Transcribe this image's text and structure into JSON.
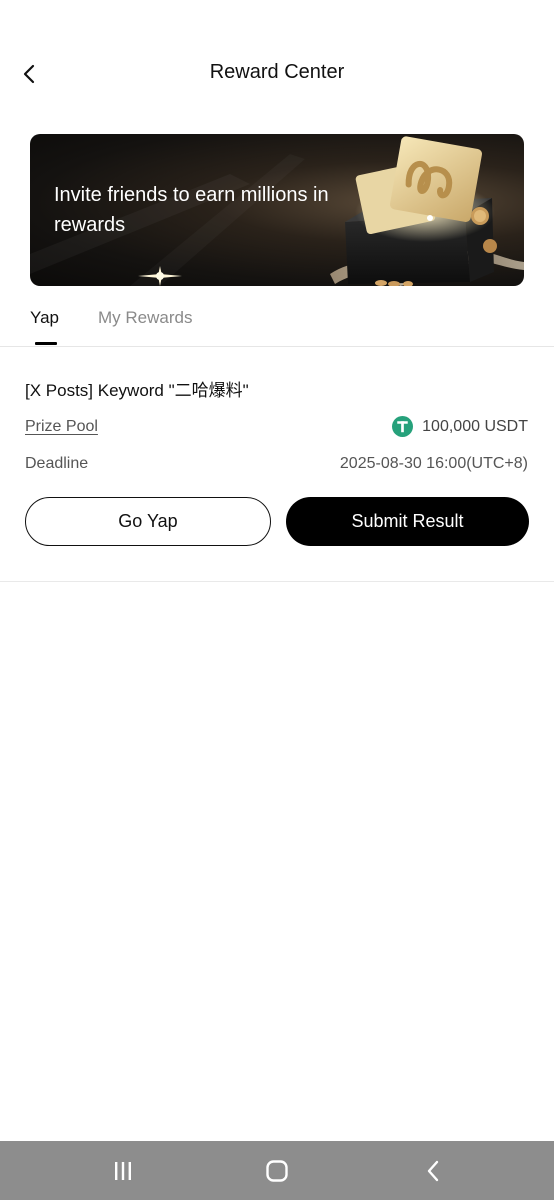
{
  "header": {
    "title": "Reward Center",
    "back_icon": "chevron-left-icon"
  },
  "banner": {
    "text": "Invite friends to earn millions in rewards"
  },
  "tabs": [
    {
      "label": "Yap",
      "active": true
    },
    {
      "label": "My Rewards",
      "active": false
    }
  ],
  "task": {
    "title": "[X Posts] Keyword \"二哈爆料\"",
    "prize_pool_label": "Prize Pool",
    "prize_pool_value": "100,000 USDT",
    "prize_icon": "usdt-tether-icon",
    "deadline_label": "Deadline",
    "deadline_value": "2025-08-30 16:00(UTC+8)",
    "go_button": "Go Yap",
    "submit_button": "Submit Result"
  },
  "navbar": {
    "recent_icon": "recent-apps-icon",
    "home_icon": "home-icon",
    "back_icon": "back-icon"
  },
  "colors": {
    "accent": "#000000",
    "usdt_green": "#26a17b",
    "navbar": "#8d8d8d"
  }
}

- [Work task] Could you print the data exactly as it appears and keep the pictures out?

- [Reply to the task]
Transcribe this image's text and structure into JSON.
{
  "header": {
    "title": "Reward Center",
    "back_icon": "chevron-left-icon"
  },
  "banner": {
    "text": "Invite friends to earn millions in rewards"
  },
  "tabs": [
    {
      "label": "Yap",
      "active": true
    },
    {
      "label": "My Rewards",
      "active": false
    }
  ],
  "task": {
    "title": "[X Posts] Keyword \"二哈爆料\"",
    "prize_pool_label": "Prize Pool",
    "prize_pool_value": "100,000 USDT",
    "prize_icon": "usdt-tether-icon",
    "deadline_label": "Deadline",
    "deadline_value": "2025-08-30 16:00(UTC+8)",
    "go_button": "Go Yap",
    "submit_button": "Submit Result"
  },
  "navbar": {
    "recent_icon": "recent-apps-icon",
    "home_icon": "home-icon",
    "back_icon": "back-icon"
  },
  "colors": {
    "accent": "#000000",
    "usdt_green": "#26a17b",
    "navbar": "#8d8d8d"
  }
}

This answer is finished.